If you follow me on Instagram you’ve already seen most of this and more, but anyway, here goes, fully conscious that this is a tourist’s notebook, not an expert’s or resident’s perspective:
Much of Western Beirut has this look: international style and newer skyscrapers lining the waterfront, older villas and apartment buildings tucked away inside. Lurking in the back of this photo is the infamous Holiday Inn, a 5-star hotel that had opened just months before civil war broke out in 1975. It was the partial site of what has become known as the Battle of the Hotels and has been abandoned since the war ended in 1990. The Phoenicia InterContinental, in the foreground, was rebuilt in the late 1990s.
Near the St. George hotel on the waterfront, the site of the 2005 assassination of former Prime Minister Rafic Hariri, who was killed by a 1000 kg truck bomb.
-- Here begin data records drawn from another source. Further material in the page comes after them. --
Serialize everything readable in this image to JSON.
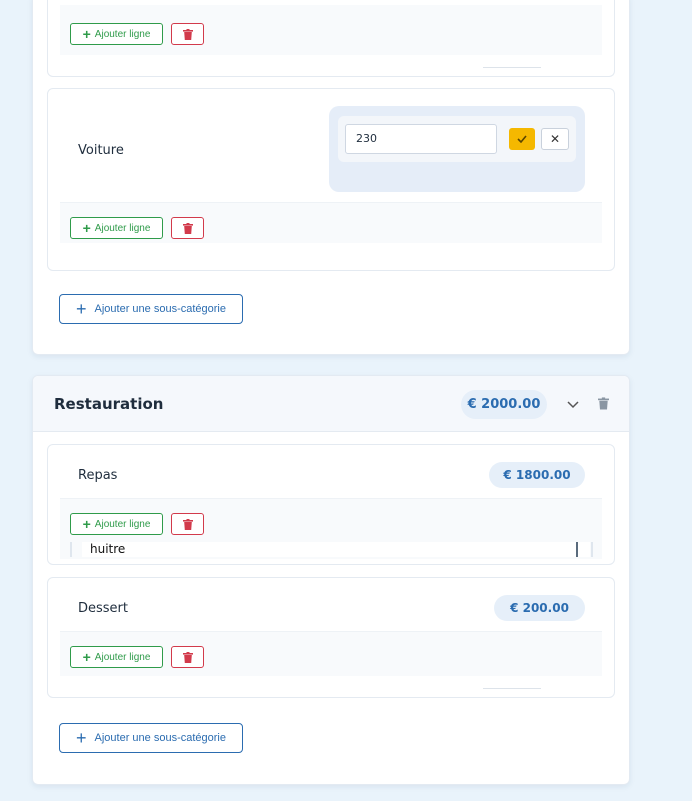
{
  "common": {
    "add_line_label": "Ajouter ligne",
    "add_subcategory_label": "Ajouter une sous-catégorie",
    "plus_glyph": "+"
  },
  "top_category": {
    "subcategories": [
      {
        "name": ""
      },
      {
        "name": "Voiture",
        "edit": {
          "value": "230",
          "confirm_icon": "check-icon",
          "cancel_glyph": "✕"
        }
      }
    ]
  },
  "restauration": {
    "title": "Restauration",
    "total": "€ 2000.00",
    "subcategories": [
      {
        "name": "Repas",
        "amount": "€ 1800.00",
        "line_input_value": "huitre"
      },
      {
        "name": "Dessert",
        "amount": "€ 200.00"
      }
    ]
  },
  "colors": {
    "accent_blue": "#2b6cb0",
    "add_green": "#2f9b4a",
    "delete_red": "#d23a4b",
    "confirm_yellow": "#f5b800",
    "background": "#e9f3fb"
  }
}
Stencils of Hariri’s face are among the most ubiquitous graffiti I saw in Beirut. There’s a big tent near Martyr’s Square with memorials to him and his bodyguards, who were also killed.
Hanging from the hulking shell of the St. George, a banner denouncing Solidere, the development company charged with rebuilding this district. The line below, announcing that you’re in St. George Bay, rejects the new name the developers are promoting — Zaitunay Bay. This is, according to legend, the place where St. George slew the dragon, and those resisting the upscale rebuilding project apparently propose to slay him again.
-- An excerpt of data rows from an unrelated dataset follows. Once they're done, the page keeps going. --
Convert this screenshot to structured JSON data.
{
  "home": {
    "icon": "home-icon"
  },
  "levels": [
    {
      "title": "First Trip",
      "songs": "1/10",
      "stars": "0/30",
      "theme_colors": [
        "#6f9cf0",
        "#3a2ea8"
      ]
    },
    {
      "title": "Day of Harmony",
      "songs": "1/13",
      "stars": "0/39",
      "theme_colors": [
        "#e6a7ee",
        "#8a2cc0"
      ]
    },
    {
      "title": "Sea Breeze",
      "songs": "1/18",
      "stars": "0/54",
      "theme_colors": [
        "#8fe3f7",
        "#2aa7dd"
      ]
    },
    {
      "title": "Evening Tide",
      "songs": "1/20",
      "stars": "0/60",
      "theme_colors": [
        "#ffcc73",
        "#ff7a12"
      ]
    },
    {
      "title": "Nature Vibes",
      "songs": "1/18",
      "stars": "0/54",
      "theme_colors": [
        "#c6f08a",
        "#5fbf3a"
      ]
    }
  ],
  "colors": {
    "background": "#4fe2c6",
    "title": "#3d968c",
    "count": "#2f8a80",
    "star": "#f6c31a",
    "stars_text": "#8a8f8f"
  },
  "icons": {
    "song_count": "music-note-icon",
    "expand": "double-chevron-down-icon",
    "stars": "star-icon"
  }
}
Of all the burned-out shells I saw, this one loomed largest — literally — and seemed the most mysterious. A phalanx of soldiers gathered near the base, inside barbed wire fences. It’s the Burj el-Murr, a 40-story tower built in 1974-75 but never completed. Snipers occupied it during the civil war. It was built to withstand bombs and can’t easily be torn down. I really enjoyed this post from someone who’d like to see it overgrown with green space until it finally decomposes.
These are a first-timer’s impressions, again, and I’m still reeling from the trip’s sensory overload. Being there took me back to those early media moments and asked me to rethink them from another perspective, with a little more context. And it helped me see how many blindspots still remain, gaps in my historical understanding. I’m eager to be schooled, especially if I can do it in a place this rich, with plenty of arak and kibbeh nayeh. Join me next time?